HR Group, founded in Edmonton Alberta in 1993, is a partnership of highly experienced management consultants who specialize in organizational effectiveness and human resource management, and promote participative, lean, and cost-effective management practices. All partners are Certified Human Resource Practitioners with extensive senior level experience in both the private and public sectors.

Silver Bullets Don’t Work

Reprinted from “Productive Workplaces” (Spring, 2000), the HR Group newsletter.

Core Management Principles and Supportive Organizational Values are all you really need to create and sustain a Productive Workplace. So many organizations, however, continue to embrace the latest buzzword or fad in organizational effectiveness: Reengineering, Restructuring, Total Quality Management, Continuous Improvement, Competitive Benchmarking and Teamwork to name just a few. Now we also have to “measure” everything. Why is everyone still searching for the magic silver bullet? Is it because the last one failed, so they have to try the next one in this endless parade of management’s latest flavor of the month?

We have known for over sixty years that self-motivation (or intrinsic motivation) is the only true means of creating and sustaining a Productive Workplace. Many management experts, past and present, have made the distinction between external (extrinsic) and self (intrinsic) motivation and said that self-motivation could only be achieved through meaningful work. They identify the following means of creating such meaningful work:

  • Provide employees as much control as possible over their own work
  • Delegate authority
  • Increase accountability
  • Provide timely performance information
  • Provide complete units of work
  • Reward performance

This is supported by today’s prevalent participative management theory. The message is still the same: if you want productive, self-motivated employees, you have to provide meaningful work which necessitates providing employees with as much “ownership” of their jobs as possible. More information, greater knowledge, more power through delegated authority, increased accountability and a share in the rewards based on organizational and personal performance all create “ownership”.
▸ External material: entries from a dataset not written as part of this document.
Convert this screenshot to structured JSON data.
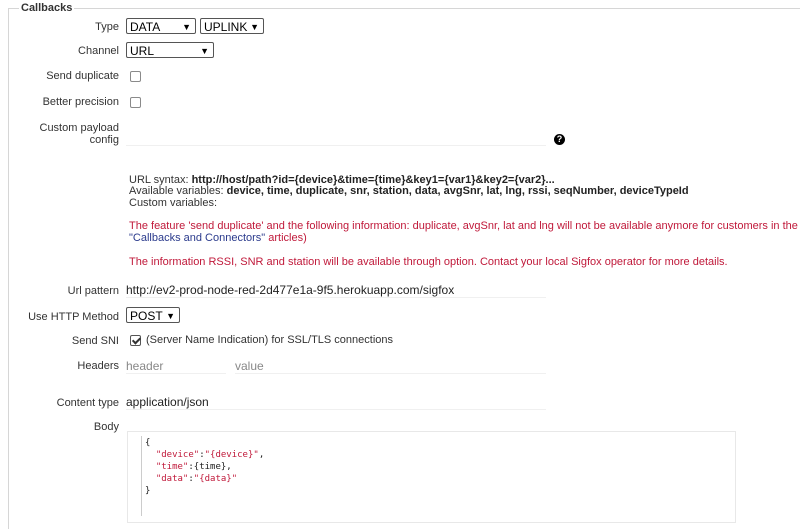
{
  "fieldset": {
    "legend": "Callbacks"
  },
  "type": {
    "label": "Type",
    "type_value": "DATA",
    "direction_value": "UPLINK"
  },
  "channel": {
    "label": "Channel",
    "value": "URL"
  },
  "send_duplicate": {
    "label": "Send duplicate",
    "checked": false
  },
  "better_precision": {
    "label": "Better precision",
    "checked": false
  },
  "custom_payload": {
    "label_line1": "Custom payload",
    "label_line2": "config",
    "value": "",
    "help_icon": "question-icon"
  },
  "url_info": {
    "syntax_label": "URL syntax: ",
    "syntax_value": "http://host/path?id={device}&time={time}&key1={var1}&key2={var2}...",
    "available_label": "Available variables: ",
    "available_value": "device, time, duplicate, snr, station, data, avgSnr, lat, lng, rssi, seqNumber, deviceTypeId",
    "custom_label": "Custom variables:",
    "warning1_line1": "The feature 'send duplicate' and the following information: duplicate, avgSnr, lat and lng will not be available anymore for customers in the DATA",
    "warning1_link": "\"Callbacks and Connectors\"",
    "warning1_line2_rest": " articles)",
    "warning2": "The information RSSI, SNR and station will be available through option. Contact your local Sigfox operator for more details."
  },
  "url_pattern": {
    "label": "Url pattern",
    "value": "http://ev2-prod-node-red-2d477e1a-9f5.herokuapp.com/sigfox"
  },
  "http_method": {
    "label": "Use HTTP Method",
    "value": "POST"
  },
  "send_sni": {
    "label": "Send SNI",
    "checked": true,
    "text": "(Server Name Indication) for SSL/TLS connections"
  },
  "headers": {
    "label": "Headers",
    "header_placeholder": "header",
    "value_placeholder": "value"
  },
  "content_type": {
    "label": "Content type",
    "value": "application/json"
  },
  "body": {
    "label": "Body",
    "lines": [
      "{",
      "  \"device\":\"{device}\",",
      "  \"time\":{time},",
      "  \"data\":\"{data}\"",
      "}"
    ]
  },
  "colors": {
    "warning": "#c0193a",
    "link": "#2a3a8c"
  }
}
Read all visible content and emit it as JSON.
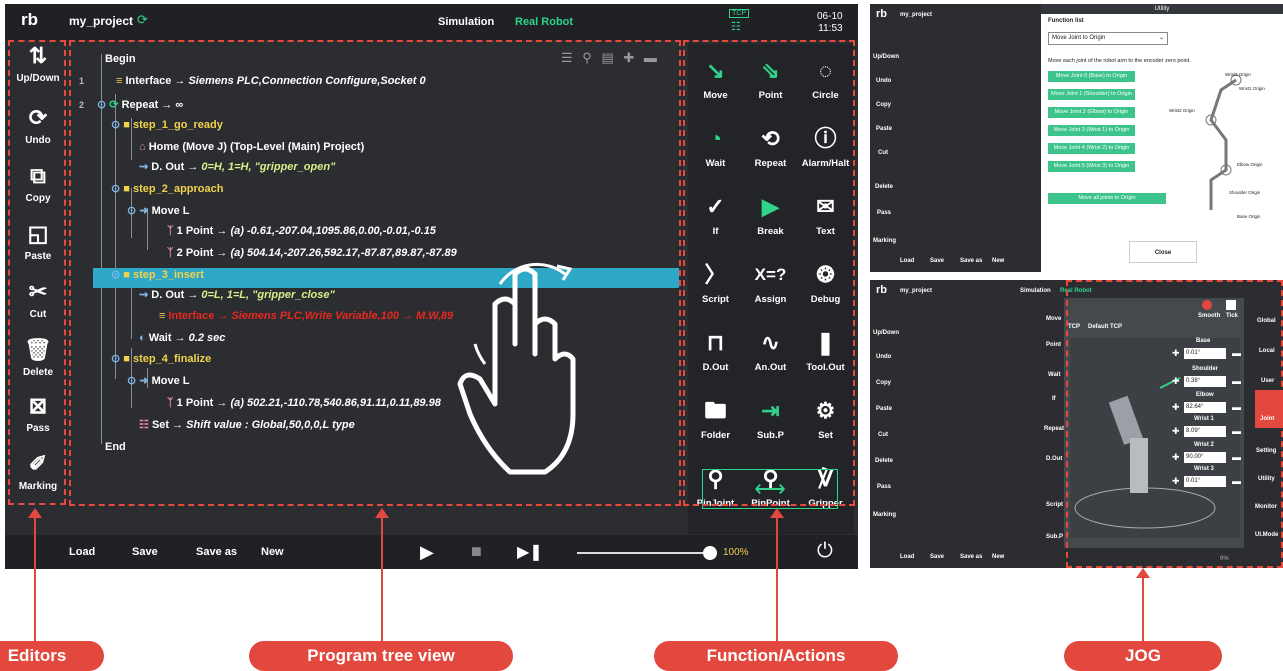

Why are these core management principles so hard to understand? Aren’t these, after all, the same principles that have driven business entrepreneurs for years? Aren’t they also the same principles that act as the rewards for senior managers? We all try harder and care more when we “own” something. If we own the house, we care more than if we rent it. If we own the job and our livelihood is directly tied to how well we perform it then we care more. If we own the problem then we will try harder to fix it ourselves. Ownership creates self-motivation.

Most organizations, however, do not follow these core management principles and continually search for that magic cure-all, especially one that is simple to implement and which demands the least change in management style and practice. This cannot work. How can one implement the concepts of continuous improvement, for example, if employees are not given the authority to fix problems or serve customers and can’t obtain the full rewards for initiative and creativity? This is why there is such an increase in reward programs that provide employees with a “stake” in the organization. Gainshare programs and stock options are becoming more commonplace in the private sector and significant bonuses tied to performance outcomes (not outputs) are becoming more frequent in the public sector.

If there is meaningful work and ownership of it, then the self-motivation is there to ensure that the concepts of quality management, continuous improvement, teamwork and customer service are an inherent part of the job and not some magic prescription that is prescribed every so often and frequently changed. If the core principles are in place, you don’t need the silver bullet.

In order for these core management principles to be successfully implemented, however, the organization must possess certain basic values that support them. If the organizational culture is not supportive then the core principles will not succeed. Many an organization is quick to say that authority is delegated, information openly shared and performance rewarded, for example, but in many cases it is only lip service that is paid to these principles and continuing productivity is never gained.

One organization that we work with has taught us the true worth and necessity of such basic values. Part of their corporate culture statement says that:

  • We believe that everyone comes to work to do a good job.
  • We believe in ownership of one’s job. Therefore, we believe those affected by a decision should have informed input into that decision.
  • We believe that it is the job of leaders to ensure that people have the necessary training, experience and information at their disposal and have become well informed in order to make good decisions.
  • Our culture is driven by the rewards of honesty, integrity, trust and high achievement with respect for each other, our assets and our environment. These values will not be compromised for profit.

Having experienced extremely rapid growth, this organization realized that their management practices were no longer congruent with their corporate values. We have learned first hand the power of such corporate values as we have constantly been challenged by the client to prove to their satisfaction that the management changes that we have advocated are congruent with their values. Our impatience with the slow pace of change has been tempered by the client’s desire to take a slower course in order to allow all staff ample time to adapt.

Interestingly enough this client has few policies, does not believe in formal goals and objectives and does not see value in extensive production measurements. They believe, instead, that adherence to their stated quest, “To be the supplier of choice in our chosen fields of endeavor by offering the best quality and the best customer service while maintaining the lowest production costs”,  is what is required to make them successful.  They also realize that they require the core management principles to ensure that all staff are fully motivated to follow through with this quest and their values. Their growth and productivity attest to the value of this approach.

The core principles remain the same and stand the test of time; supporting values ensure their implementation, integrity and protection. With both you don’t need a silver bullet.